Computer Science Education Week, held December 4-10 this year, is an annual call to action to inspire K-12 students to learn computer science, advocate for their equity, and celebrate the contributions of students, teachers, and partners in the field. Commemorated across the country – this week gives Code Nation the opportunity to reflect on our own contributions to the field. This year’s CS Ed Week theme is CS Heroes – so we asked two of our leaders about their own journeys and the heroes that inspired them.
This year, I have taken a different approach when thinking about my CS hero as part of CS Ed Week’s annual theme. My CS hero is not just one person but a collective body of individuals who have significantly shaped my journey. Through their guidance, support, and shared passion for computer science, this coalition has genuinely impacted my life and aspirations.
Growing up in the St. Louis metropolitan area, I only had a few opportunities to learn about technology. My parents signed me up for a weekend engineering program, where my love for tech began to grow. Each session, I became more fascinated with technology and its power to bridge gaps and drive positive change. However, my undergrad experience at Jackson State University (JSU) is what truly shaped my path. At JSU, I found more than just a place to learn how to code. I discovered a community that inspired me to be the change I wanted to see in the world. It was an environment that instilled in me a sense of purpose and a calling to use technology as a catalyst for change, inclusivity, accessibility, and empowerment. This transition marked a turning point where my passion for technology merged with a solid commitment to positively impacting education and career..
My professors were more than just educators. They were architects of possibility. Each having their specialty helped me quickly determine my interests in tech. This collective group of individuals encouraged me to create new paths where none existed, and looking at my career, that is what I have done.
One of my biggest takeaways from my time at Jackson State was the lesson I learned in my Computers and Society class. Being technologically proficient is about more than just algorithms. It’s bigger than that. It’s about creating an environment where everyone feels like they belong and have access to fundamental rights like a quality education and broadband internet access.

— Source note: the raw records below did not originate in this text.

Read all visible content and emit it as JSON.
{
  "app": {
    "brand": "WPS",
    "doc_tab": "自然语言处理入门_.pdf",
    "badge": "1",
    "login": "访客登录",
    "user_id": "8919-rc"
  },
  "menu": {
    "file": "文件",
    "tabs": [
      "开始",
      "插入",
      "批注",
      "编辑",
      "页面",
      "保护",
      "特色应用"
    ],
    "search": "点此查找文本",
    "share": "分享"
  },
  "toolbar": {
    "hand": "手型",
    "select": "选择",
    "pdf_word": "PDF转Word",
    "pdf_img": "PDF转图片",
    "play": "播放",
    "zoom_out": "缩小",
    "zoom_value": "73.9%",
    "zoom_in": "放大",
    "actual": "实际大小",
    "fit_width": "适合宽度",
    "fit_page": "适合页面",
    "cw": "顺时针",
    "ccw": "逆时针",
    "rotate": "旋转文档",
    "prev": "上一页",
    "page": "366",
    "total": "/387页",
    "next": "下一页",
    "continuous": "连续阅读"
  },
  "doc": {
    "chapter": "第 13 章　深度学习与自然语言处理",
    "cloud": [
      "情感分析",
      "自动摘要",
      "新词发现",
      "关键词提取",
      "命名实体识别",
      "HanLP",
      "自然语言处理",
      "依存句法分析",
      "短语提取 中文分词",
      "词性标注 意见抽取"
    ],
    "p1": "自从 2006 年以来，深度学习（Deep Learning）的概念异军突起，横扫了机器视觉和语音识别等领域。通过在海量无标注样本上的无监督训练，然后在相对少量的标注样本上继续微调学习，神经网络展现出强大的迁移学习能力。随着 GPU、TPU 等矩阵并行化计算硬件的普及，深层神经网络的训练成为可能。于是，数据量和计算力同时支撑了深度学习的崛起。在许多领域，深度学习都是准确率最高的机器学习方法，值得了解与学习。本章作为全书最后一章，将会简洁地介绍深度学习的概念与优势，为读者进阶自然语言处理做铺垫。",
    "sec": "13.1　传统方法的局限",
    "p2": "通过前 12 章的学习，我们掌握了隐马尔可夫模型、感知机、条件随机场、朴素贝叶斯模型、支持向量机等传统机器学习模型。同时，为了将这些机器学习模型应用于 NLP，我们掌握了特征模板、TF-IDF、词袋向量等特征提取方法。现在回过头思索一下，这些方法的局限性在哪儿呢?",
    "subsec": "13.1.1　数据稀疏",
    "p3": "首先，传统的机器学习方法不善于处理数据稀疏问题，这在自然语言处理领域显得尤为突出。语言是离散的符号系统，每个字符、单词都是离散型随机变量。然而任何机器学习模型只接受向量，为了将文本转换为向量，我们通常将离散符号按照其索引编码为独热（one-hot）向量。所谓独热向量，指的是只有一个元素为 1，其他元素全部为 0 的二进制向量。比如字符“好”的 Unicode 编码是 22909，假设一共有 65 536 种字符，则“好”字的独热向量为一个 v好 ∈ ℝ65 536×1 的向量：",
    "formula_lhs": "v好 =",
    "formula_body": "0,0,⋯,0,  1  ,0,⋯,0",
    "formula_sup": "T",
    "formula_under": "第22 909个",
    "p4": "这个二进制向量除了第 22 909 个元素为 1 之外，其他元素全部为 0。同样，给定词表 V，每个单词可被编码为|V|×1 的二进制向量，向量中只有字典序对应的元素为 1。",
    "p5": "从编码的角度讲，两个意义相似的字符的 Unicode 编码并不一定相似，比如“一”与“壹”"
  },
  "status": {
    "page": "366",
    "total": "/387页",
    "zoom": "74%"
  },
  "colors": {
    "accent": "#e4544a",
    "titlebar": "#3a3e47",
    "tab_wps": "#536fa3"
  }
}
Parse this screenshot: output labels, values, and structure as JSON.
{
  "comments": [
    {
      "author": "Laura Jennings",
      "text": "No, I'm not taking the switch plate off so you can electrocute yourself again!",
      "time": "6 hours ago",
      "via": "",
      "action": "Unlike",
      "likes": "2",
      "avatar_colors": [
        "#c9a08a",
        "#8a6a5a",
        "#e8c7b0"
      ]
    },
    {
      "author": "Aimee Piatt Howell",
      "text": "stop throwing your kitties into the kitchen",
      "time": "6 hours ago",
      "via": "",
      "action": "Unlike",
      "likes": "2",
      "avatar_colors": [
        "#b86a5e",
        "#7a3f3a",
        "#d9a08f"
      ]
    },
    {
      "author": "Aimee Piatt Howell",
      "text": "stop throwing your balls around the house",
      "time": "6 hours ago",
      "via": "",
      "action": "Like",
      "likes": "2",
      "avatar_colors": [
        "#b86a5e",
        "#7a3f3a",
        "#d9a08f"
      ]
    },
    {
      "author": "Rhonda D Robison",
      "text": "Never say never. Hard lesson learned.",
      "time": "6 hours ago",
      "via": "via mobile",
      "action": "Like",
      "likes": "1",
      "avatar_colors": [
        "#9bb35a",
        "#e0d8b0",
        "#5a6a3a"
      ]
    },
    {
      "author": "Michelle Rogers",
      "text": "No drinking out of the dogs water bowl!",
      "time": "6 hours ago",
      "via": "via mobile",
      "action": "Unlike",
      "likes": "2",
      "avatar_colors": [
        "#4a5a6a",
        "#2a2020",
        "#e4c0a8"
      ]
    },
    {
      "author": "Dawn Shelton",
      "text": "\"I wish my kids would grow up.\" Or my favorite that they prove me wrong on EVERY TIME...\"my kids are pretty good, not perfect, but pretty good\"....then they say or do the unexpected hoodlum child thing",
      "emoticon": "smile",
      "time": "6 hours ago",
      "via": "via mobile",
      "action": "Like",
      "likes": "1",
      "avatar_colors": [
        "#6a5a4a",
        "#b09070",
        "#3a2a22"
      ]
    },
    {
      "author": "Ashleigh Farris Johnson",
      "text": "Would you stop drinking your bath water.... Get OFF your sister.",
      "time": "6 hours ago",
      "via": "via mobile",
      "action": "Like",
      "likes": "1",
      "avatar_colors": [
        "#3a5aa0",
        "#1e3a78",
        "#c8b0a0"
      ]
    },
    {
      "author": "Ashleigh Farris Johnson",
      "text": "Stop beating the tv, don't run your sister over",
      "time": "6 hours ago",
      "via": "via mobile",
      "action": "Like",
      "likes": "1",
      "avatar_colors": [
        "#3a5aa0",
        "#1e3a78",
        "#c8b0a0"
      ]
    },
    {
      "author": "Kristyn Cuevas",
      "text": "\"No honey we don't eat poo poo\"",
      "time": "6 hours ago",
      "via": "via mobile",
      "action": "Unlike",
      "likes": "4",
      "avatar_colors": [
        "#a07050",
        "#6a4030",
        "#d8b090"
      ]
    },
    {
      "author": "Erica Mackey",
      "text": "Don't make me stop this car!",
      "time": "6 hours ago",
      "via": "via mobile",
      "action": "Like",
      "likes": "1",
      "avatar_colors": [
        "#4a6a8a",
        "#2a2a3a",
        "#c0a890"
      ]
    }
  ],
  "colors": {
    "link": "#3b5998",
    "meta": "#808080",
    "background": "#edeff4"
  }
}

I’m incredibly grateful to the professors at Jackson State University who helped me hone my technical skills and shape my core values.